▸ **Exercise**:
Quote every line of the data below as it stands, omitting pictures.

▸ **Exercise inputs**:
BEGIN

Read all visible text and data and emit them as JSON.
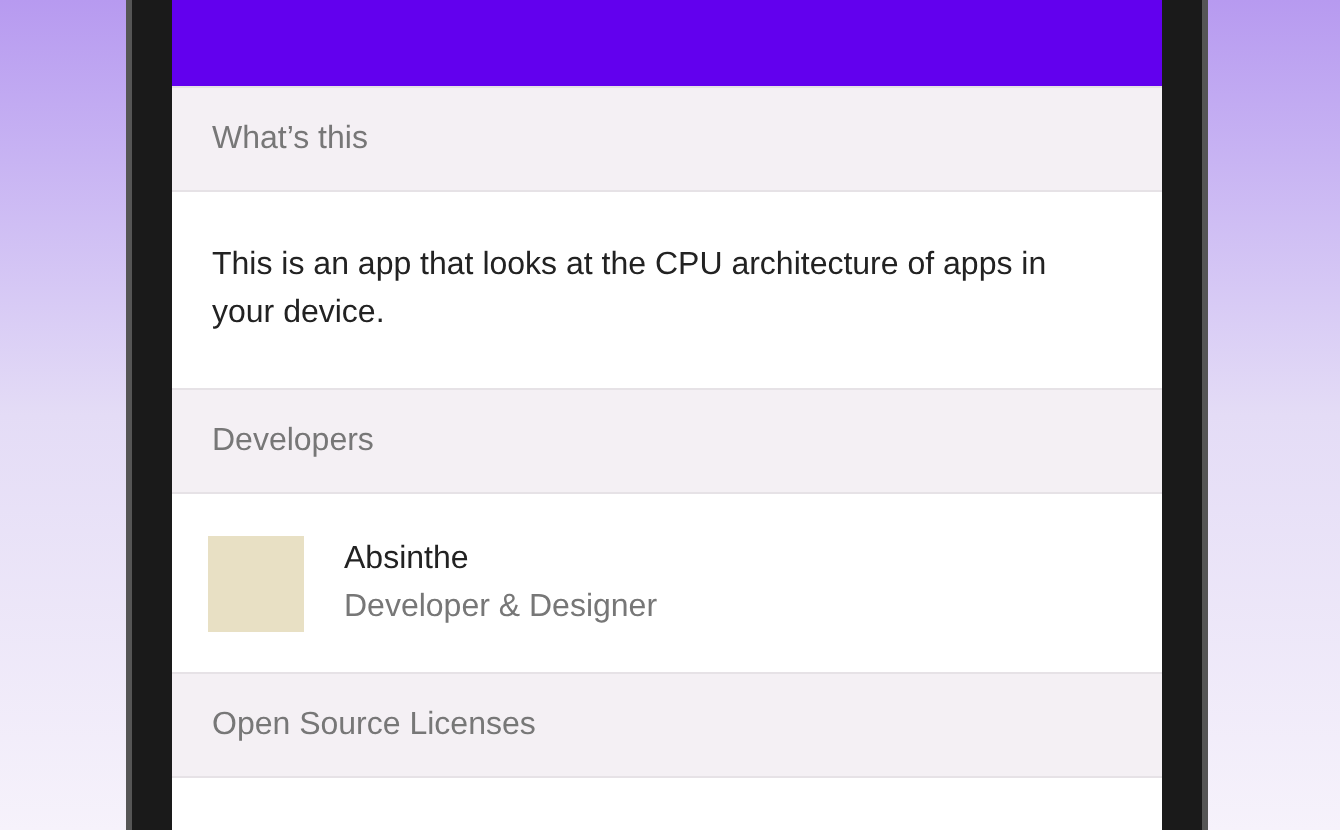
{
  "sections": [
    {
      "header": "What’s this",
      "kind": "text",
      "body": "This is an app that looks at the CPU architecture of apps in your device."
    },
    {
      "header": "Developers",
      "kind": "people",
      "people": [
        {
          "name": "Absinthe",
          "role": "Developer & Designer"
        }
      ]
    },
    {
      "header": "Open Source Licenses",
      "kind": "empty"
    }
  ]
}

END

▸ **Exercise result**:
Read all visible text and data and emit them as JSON.
{
  "sections": [
    {
      "header": "What’s this",
      "kind": "text",
      "body": "This is an app that looks at the CPU architecture of apps in your device."
    },
    {
      "header": "Developers",
      "kind": "people",
      "people": [
        {
          "name": "Absinthe",
          "role": "Developer & Designer"
        }
      ]
    },
    {
      "header": "Open Source Licenses",
      "kind": "empty"
    }
  ]
}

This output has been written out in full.